***** DATA

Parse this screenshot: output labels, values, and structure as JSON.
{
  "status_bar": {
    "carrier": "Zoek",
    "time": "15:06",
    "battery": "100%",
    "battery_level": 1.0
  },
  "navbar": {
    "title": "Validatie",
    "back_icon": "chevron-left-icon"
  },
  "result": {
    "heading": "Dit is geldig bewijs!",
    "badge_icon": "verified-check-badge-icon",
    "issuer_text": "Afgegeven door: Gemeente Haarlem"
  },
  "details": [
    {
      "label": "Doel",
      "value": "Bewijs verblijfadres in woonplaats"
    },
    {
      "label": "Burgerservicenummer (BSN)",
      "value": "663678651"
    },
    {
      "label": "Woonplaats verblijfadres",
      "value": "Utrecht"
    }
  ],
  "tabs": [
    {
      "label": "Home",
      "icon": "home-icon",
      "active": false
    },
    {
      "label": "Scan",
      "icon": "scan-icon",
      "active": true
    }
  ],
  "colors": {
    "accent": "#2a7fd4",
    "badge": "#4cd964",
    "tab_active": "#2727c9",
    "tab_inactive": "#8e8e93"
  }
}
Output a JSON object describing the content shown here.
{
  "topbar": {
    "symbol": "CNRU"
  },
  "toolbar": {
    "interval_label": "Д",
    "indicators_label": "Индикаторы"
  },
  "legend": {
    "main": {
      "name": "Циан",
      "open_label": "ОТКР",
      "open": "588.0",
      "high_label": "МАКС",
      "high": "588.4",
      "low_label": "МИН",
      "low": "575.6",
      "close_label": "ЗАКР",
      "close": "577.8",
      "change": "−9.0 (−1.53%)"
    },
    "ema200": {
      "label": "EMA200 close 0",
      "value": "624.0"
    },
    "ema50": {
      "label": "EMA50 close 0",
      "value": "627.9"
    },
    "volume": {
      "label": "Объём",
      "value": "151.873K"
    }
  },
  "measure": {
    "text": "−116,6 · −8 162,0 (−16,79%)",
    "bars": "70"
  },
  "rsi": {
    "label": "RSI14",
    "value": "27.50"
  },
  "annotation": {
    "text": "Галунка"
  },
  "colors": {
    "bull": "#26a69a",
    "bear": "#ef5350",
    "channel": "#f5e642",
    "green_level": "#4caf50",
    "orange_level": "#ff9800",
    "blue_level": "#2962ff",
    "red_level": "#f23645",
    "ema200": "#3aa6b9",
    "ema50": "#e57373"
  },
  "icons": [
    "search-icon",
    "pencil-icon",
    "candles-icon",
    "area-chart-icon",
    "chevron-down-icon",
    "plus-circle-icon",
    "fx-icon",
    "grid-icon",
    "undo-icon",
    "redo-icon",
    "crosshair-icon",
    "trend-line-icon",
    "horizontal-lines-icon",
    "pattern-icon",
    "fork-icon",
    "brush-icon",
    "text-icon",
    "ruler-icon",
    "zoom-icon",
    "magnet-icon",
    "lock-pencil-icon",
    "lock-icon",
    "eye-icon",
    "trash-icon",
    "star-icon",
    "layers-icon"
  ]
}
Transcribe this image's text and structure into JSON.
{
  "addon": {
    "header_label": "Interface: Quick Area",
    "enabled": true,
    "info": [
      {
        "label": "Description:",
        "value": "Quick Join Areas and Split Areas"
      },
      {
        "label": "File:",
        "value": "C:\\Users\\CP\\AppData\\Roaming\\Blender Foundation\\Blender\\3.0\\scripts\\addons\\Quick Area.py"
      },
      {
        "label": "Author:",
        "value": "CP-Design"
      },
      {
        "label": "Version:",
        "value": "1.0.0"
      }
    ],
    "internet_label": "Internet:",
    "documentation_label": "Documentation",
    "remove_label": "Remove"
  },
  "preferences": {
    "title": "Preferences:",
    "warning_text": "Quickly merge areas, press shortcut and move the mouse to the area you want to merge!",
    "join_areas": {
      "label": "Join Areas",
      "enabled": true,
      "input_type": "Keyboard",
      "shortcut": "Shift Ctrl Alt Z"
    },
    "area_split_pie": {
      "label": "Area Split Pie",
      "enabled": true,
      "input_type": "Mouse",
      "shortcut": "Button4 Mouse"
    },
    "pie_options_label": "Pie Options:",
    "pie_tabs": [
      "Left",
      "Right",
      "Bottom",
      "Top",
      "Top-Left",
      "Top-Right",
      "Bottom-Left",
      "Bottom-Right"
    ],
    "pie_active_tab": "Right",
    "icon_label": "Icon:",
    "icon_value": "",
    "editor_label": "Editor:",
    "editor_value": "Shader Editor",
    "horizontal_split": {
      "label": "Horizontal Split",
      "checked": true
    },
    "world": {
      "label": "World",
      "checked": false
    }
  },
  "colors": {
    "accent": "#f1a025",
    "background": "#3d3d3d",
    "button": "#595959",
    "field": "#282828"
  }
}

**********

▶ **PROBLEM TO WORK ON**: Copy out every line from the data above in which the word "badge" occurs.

▶ **WRITTEN ANSWER**:
    "badge_icon": "verified-check-badge-icon",
    "badge": "#4cd964",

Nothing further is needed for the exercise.